From Our 2010 Archives
More Seniors Getting Antibiotics With Improved Medicare Drug Coverage
Latest Senior Health News
TUESDAY, Aug. 10 (HealthDay News) -- Increased antibiotic use by American seniors appears to be associated with improved Medicare drug coverage, a new study suggests.
Broad-spectrum, newer and more expensive antibiotics had the largest increases in use since the introduction of the Medicare Part D drug plan, said the University of Pittsburgh researchers.
Yuting Zhang and colleagues compared antibiotic use among 35,102 seniors two years before and after implementation of Medicare Part D, which was estimated to reduce out-of-pocket prescription drug spending between 13% and 23%.
"We found that the use of antibiotics increased in response to reductions in out-of-pocket price after Part D implementation," the researchers wrote.

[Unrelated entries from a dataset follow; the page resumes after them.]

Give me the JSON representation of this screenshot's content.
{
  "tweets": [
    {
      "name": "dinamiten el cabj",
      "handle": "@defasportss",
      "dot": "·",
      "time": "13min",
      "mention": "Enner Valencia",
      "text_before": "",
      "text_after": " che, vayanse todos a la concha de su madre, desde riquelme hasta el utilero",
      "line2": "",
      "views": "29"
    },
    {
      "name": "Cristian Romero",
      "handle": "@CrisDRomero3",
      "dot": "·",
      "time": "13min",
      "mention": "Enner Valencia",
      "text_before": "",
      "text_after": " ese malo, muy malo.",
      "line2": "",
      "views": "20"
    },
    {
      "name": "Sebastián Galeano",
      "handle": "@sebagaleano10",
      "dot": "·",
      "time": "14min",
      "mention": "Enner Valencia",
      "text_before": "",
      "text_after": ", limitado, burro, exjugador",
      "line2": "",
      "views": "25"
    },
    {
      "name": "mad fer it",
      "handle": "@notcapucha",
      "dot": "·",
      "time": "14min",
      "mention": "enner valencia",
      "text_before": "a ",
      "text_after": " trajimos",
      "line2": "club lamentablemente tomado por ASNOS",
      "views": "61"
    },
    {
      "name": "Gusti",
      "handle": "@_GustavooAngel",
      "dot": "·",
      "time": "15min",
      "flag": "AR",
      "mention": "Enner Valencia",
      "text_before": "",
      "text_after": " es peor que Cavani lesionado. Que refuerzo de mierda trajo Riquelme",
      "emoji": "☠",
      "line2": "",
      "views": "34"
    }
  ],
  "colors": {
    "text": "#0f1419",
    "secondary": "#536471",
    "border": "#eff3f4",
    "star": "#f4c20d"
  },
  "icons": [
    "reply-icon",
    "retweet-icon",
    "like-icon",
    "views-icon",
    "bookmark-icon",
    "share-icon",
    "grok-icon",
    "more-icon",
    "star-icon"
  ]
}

The largest increase in antibiotic use occurred among seniors who had no drug coverage before enrolling in the Medicare plan. Substantial increases were also noted among seniors who previously had limited drug coverage, according to the report.
After implementation of Medicare Part D, the use of antibiotics to treat pneumonia tripled among seniors who previously lacked drug coverage, the researchers found.
"Given the high mortality associated with community-acquired pneumonia among the elderly, the finding that changes in drug coverage improve the likelihood of treatment is encouraging," they wrote.
The study is published in the Aug. 9/23 issue of the Archives of Internal Medicine.
-- Robert Preidt
Copyright © 2010 HealthDay. All rights reserved.
SOURCE: JAMA/Archives journals, news release, Aug. 9, 2010
- Allergic Skin Disorders
- Bacterial Skin Diseases
- Bites and Infestations
- Diseases of Pigment
- Fungal Skin Diseases
- Medical Anatomy and Illustrations
- Noncancerous, Precancerous & Cancerous Tumors
- Oral Health Conditions
- Papules, Scales, Plaques and Eruptions
- Scalp, Hair and Nails
- Sexually Transmitted Diseases (STDs)
- Vascular, Lymphatic and Systemic Conditions
- Viral Skin Diseases
- Additional Skin Conditions